An eco-friendly approach to home care

(Family Features) | 3/30/2015, 2 a.m. | Updated on 3/29/2015, 10:13 p.m.
Improving your home's energy efficiency is not only good for the planet, it's good for your wallet. After all, wasted ...
Adopting an earth-first, energy saving mindset will let you make adjustments around your home so that you can feel good about your family's contributions to protect the environment. Courtesy of Family Features

— When evaluating whether a product is "green," be wary of eco-labels, which are not regulated and may contain misleading information designed to downplay a product's true impact. The Federal Trade Commission created the Green Guides to set standards for truth in advertising; however, there is broad scope and consumers may still need to do some research to understand why a package has a green message on its label.

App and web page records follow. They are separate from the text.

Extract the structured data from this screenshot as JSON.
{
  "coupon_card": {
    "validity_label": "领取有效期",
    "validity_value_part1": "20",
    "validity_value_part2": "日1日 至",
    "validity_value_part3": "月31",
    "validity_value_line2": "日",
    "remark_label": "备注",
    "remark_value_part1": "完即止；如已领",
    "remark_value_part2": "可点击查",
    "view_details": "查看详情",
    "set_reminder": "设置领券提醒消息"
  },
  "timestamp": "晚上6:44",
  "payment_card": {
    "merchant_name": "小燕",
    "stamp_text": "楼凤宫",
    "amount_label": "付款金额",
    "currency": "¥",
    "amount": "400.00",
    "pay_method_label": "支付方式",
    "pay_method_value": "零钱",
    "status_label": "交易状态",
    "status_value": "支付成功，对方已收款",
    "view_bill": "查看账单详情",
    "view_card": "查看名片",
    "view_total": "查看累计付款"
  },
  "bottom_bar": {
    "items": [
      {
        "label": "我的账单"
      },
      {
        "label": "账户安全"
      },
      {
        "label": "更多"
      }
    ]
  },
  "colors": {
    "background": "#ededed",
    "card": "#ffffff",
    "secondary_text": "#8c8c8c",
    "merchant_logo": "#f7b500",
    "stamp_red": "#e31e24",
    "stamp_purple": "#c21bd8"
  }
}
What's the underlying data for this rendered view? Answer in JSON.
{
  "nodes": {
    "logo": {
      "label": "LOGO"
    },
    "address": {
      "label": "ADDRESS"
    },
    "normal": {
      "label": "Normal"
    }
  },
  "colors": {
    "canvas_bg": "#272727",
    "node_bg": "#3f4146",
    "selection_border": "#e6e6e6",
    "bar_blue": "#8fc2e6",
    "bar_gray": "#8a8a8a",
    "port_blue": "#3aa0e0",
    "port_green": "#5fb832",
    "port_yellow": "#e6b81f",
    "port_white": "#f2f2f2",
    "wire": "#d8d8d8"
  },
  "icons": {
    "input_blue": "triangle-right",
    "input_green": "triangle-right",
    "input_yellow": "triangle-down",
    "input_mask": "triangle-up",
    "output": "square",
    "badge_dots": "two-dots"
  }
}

Ultimately, it's important to consider all aspects of the product's development, from research and manufacturing to packaging and distribution. For example, an earth-friendly cleanser packaged in a bottle using recycled plastic is more green than one that is not.

Recycle Like a Pro

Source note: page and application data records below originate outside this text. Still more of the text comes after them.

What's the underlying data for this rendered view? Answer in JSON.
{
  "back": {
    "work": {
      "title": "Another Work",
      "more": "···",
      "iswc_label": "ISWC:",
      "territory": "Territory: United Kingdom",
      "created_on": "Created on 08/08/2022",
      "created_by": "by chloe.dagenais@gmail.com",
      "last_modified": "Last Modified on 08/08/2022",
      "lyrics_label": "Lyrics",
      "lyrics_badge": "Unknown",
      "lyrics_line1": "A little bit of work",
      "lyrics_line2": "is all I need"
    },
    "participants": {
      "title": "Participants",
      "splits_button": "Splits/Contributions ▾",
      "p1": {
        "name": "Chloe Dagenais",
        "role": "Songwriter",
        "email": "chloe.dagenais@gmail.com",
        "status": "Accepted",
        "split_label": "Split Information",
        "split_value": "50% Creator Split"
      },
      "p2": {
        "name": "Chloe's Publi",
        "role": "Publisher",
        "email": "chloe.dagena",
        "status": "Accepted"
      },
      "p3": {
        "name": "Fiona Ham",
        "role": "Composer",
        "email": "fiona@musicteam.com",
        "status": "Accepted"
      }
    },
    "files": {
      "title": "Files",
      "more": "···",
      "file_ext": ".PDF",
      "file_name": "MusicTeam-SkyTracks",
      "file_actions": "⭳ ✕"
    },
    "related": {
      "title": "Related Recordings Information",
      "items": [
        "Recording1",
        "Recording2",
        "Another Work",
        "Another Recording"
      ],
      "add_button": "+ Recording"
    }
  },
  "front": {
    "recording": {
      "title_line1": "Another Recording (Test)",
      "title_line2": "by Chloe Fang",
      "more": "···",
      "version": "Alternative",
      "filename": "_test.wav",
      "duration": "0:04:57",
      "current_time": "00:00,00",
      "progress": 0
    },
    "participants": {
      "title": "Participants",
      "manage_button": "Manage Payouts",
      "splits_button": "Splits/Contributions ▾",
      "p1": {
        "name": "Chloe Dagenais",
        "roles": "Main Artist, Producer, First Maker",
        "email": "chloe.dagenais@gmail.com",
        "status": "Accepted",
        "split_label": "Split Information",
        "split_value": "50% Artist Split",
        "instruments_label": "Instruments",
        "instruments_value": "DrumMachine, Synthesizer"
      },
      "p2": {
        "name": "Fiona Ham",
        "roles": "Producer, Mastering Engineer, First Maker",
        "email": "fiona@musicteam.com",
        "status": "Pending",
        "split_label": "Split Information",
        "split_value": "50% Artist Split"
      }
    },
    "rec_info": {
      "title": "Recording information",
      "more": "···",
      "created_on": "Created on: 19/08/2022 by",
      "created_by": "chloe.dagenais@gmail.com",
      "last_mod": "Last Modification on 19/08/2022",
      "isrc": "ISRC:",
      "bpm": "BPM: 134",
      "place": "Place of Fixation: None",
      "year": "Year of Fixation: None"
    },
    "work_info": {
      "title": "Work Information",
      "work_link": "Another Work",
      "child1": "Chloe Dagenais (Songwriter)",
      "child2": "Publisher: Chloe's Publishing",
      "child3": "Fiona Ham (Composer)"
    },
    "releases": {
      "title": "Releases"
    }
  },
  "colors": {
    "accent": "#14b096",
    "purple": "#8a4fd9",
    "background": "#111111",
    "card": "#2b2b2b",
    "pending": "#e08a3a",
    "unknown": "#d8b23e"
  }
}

Living green isn't just about saving energy. Sustainable living also means putting earth-friendly practices in place throughout your home, such as recycling. With these tips you can make recycling easier for the whole family.

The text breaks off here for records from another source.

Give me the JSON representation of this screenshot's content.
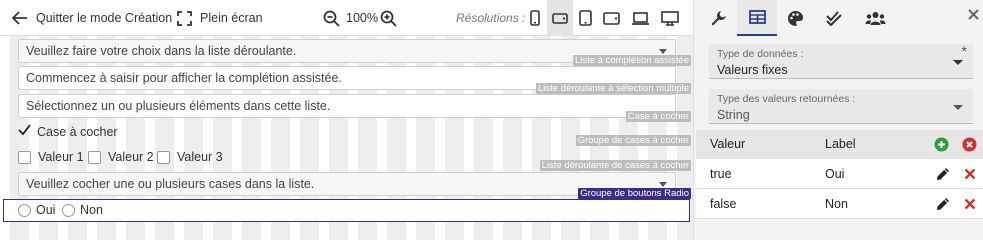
{
  "toolbar": {
    "quit_label": "Quitter le mode Création",
    "fullscreen_label": "Plein écran",
    "zoom_value": "100%",
    "resolutions_label": "Résolutions :",
    "devices": [
      "phone-portrait",
      "phone-landscape",
      "tablet-portrait",
      "tablet-landscape",
      "laptop",
      "desktop"
    ],
    "active_device": "phone-landscape"
  },
  "canvas": {
    "fields": {
      "select_placeholder": "Veuillez faire votre choix dans la liste déroulante.",
      "select_tag": "Liste à complétion assistée",
      "autocomplete_placeholder": "Commencez à saisir pour afficher la complétion assistée.",
      "autocomplete_tag": "Liste déroulante à sélection multiple",
      "multiselect_placeholder": "Sélectionnez un ou plusieurs éléments dans cette liste.",
      "multiselect_tag": "Case à cocher",
      "checkbox_label": "Case à cocher",
      "checkbox_tag": "Groupe de cases à cocher",
      "checkbox_group": [
        "Valeur 1",
        "Valeur 2",
        "Valeur 3"
      ],
      "checkbox_group_tag": "Liste déroulante de cases à cocher",
      "checkbox_dropdown_placeholder": "Veuillez cocher une ou plusieurs cases dans la liste.",
      "checkbox_dropdown_tag": "Groupe de boutons Radio",
      "radio_options": [
        "Oui",
        "Non"
      ]
    }
  },
  "panel": {
    "tabs": [
      "wrench-icon",
      "table-icon",
      "palette-icon",
      "double-check-icon",
      "users-icon"
    ],
    "active_tab": "table-icon",
    "data_type": {
      "label": "Type de données :",
      "value": "Valeurs fixes",
      "required_mark": "*"
    },
    "return_type": {
      "label": "Type des valeurs retournées :",
      "value": "String"
    },
    "table": {
      "headers": {
        "value": "Valeur",
        "label": "Label"
      },
      "rows": [
        {
          "value": "true",
          "label": "Oui"
        },
        {
          "value": "false",
          "label": "Non"
        }
      ]
    },
    "colors": {
      "add": "#2e9e3f",
      "remove": "#d32f2f",
      "accent": "#2a3d8f",
      "selected_tag": "#3f2a8a"
    }
  }
}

  • Establish collection bins to make it easy to gather all your recycling in one place. The number of bins you need depends on your city's guidelines for sorting. If no sorting is required, a single bin will do. Otherwise, use different colored bins to make it simple to sort paper, aluminum, glass, etc.
  • Most families find the kitchen is a primary source of recyclable goods. If space is at a premium, keep a smaller collection bin in the kitchen that can be easily transported to a sorting station in a larger area, such as the garage.
  • Don't forget to recycle in other rooms, too. Many common bathroom items, such as shampoo and soap bottles, and even cardboard toilet paper tubes, can be recycled.
  • Remember that recycling can also come in other forms, like donating unwanted clothing to charity or using leftover water to quench thirsty plants or freshen the dog's bowl.
  • Be sure to rinse away any food or liquid residue from containers to manage odors and keep your recycling area tidy and odor free.
  • Maximize your bin space by compressing cans and bottles.